## [PROBLEM REQUIREMENTS]
Scan the entries below and extract each line with the word "size" in it.

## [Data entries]

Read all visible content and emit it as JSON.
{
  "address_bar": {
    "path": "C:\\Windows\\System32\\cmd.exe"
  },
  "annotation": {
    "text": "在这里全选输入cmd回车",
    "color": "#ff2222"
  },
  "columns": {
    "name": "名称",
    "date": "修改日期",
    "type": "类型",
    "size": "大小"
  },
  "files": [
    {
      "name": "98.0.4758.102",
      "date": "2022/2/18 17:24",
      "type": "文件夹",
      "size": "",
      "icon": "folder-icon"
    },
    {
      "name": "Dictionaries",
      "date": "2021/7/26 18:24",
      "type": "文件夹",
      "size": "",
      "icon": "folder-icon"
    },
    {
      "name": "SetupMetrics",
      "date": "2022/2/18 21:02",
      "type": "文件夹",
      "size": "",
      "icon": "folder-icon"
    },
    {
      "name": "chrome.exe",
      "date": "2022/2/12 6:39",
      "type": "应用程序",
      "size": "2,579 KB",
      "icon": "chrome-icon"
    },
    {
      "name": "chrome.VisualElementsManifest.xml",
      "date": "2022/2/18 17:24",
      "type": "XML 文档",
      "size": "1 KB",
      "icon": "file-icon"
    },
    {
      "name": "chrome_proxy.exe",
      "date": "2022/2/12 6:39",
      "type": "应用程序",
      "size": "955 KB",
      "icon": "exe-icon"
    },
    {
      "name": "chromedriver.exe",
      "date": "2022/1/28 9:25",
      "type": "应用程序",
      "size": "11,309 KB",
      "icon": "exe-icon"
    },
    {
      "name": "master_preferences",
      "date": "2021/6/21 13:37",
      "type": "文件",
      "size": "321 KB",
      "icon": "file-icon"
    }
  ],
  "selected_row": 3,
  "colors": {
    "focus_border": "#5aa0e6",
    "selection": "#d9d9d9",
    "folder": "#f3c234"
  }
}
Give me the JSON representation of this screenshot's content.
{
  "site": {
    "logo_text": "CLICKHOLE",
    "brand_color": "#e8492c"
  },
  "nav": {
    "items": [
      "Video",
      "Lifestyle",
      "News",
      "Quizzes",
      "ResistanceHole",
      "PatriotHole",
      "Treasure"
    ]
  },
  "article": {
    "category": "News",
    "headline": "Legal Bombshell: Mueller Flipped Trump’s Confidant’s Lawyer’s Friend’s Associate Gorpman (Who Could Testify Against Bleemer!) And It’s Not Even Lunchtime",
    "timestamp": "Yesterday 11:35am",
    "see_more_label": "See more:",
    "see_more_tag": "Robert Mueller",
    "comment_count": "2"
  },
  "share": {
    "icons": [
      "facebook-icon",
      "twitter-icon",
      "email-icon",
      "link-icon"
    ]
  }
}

## [FINAL ANSWER]
    "size": "大小"
      "size": "",
      "size": "",
      "size": "",
      "size": "2,579 KB",
      "size": "1 KB",
      "size": "955 KB",
      "size": "11,309 KB",
      "size": "321 KB",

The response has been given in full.